When someone says “Chia”, what’s the first thing that pops into your mind? For millions, the answer is “Chia Pet!” Many probably have the “ch-ch-ch-CHIA” song rolling around in their heads right now. What many don’t know is that Chia has more uses than just “pets that grow”. Chia is incredibly nutritious and truly deserves the “superfood” label.
Chia, or Salvia Hispanica, is known today as the forgotten crop. Domesticated in 2.600 BC, chia is a flowering plant native to southern Mexico and Central America. It was cultivated by the Mayans and Aztecs and one of the main foods of their diet and was even used as trade currency. Aztec warriors and runners are said to have sustained themselves on just a tablespoon of chia seeds a day, providing them with abundant energy and endurance.
Because of the plant’s ability to increase stamina and energy over long periods, chia seeds were considered quite magical. Due to its superior nutritional value, chia became a holy seed among these ancient civilizations, used in religious ceremonies and offered to their gods.
Related to the mint plant family, there are two varieties, white chia and black chia. Chia oil is a component of many ointments due to its emollient properties. Each seed is potent enough to prevent infections, with 19-23% protein, which is gluten free, 34% oil and 25% fiber.

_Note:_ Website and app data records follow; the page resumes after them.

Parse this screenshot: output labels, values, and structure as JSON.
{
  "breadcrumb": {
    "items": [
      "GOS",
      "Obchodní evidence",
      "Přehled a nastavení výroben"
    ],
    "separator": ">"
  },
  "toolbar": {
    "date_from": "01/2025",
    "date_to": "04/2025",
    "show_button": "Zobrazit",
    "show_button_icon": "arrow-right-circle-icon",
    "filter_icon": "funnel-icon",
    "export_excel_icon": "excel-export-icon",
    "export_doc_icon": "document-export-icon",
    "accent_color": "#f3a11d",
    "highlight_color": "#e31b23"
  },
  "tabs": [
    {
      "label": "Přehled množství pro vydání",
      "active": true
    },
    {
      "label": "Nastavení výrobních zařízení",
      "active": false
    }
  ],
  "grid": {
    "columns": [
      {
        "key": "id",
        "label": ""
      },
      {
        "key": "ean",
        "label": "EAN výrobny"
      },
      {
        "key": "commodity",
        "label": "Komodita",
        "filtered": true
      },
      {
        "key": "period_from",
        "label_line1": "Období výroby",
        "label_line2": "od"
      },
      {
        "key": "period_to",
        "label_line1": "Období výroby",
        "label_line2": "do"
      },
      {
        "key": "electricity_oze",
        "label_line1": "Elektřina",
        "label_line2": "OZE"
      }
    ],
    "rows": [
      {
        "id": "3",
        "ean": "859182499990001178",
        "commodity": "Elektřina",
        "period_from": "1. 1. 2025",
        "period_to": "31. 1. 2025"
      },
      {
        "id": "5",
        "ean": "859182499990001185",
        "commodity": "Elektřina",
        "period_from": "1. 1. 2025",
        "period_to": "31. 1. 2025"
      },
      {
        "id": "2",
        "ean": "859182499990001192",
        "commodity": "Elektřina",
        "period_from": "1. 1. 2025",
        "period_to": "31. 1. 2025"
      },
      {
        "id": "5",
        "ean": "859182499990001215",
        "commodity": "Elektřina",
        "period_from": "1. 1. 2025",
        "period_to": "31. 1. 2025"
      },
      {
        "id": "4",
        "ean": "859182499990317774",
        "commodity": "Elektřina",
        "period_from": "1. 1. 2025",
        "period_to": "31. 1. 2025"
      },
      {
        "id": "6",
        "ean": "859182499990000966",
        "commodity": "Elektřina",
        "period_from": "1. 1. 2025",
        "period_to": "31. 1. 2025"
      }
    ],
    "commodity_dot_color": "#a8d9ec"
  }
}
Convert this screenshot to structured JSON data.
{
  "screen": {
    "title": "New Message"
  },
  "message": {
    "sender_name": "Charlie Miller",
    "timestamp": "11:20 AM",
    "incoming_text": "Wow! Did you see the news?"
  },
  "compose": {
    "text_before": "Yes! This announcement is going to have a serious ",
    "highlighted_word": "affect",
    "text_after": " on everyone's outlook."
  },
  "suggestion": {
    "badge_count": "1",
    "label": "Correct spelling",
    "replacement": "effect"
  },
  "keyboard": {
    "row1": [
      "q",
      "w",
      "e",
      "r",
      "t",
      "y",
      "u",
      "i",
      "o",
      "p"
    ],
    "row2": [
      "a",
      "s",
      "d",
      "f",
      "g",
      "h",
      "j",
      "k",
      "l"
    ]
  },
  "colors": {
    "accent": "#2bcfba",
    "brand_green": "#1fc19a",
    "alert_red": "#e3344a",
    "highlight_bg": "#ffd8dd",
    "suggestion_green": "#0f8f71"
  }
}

Chia seeds offer an excellent source of B vitamins and they are loaded with important Omega-3, 6 and 9 fatty acids and antioxidants.
Omega Fatty Acids
Chia has 3 times the amount of Omega-3 fatty acids as salmon! Omega-3 is important to balance out Omega-6 fatty acids and promotes healthy:
• Immune system
• Skin and coat
• Brain development and maintenance
• Eye development and maintenance
And it reduces inflammation too. Two tablespoons of chia seeds provide a 3 to 1 ratio of Omega-3 to Omega-6. fatty acids[icegram messages=”18768″]
Increasing dietary fiber can help when bowel movements are a concern. Fiber will alleviate constipation, generate regularity and help in weight loss. Dogs that suffer from impacted anal sacs will also benefit from more fiber. Chia seeds provide 34 grams of fiber per 100 grams of seeds.
Endurance, Weight Loss And Diabetes Support In One Package
Chia can absorb 10 times its own weight in water and generates a gel which can be consumed. The gel slows the conversion of carbohydrates into sugars. Stable blood sugar levels contribute to naturally high levels of energy. By doing so, chia supports normal insulin function and sensitivity, blood sugar regulation and glucose tolerance. The added benefit of slowing down digestion enables full absorption of nutrients while dogs feel satiated longer.
Due to the highly absorbent qualities of chia, fresh water should always be available.
Chia contains more calcium than whole milk, more iron than raw spinach and more magnesium than broccoli. Chia is non-allergenic too and an excellent source of phosphorus, potassium, copper, iron and zinc.
Chia stores very easily for long durations, unlike its competitor flax seed. There is no taste or scent for even the pickiest of dogs to turn their noses up at. The dosage is quite potent, with only 1 teaspoon for small dogs or 2 teaspoons for large, or 1/4 teaspoon for every 10 pounds of your dog’s body weight. Feed in seed form, soaked in water or ground; sprinkle on top or mix into food. Look for milled, organic chia seeds whenever possible.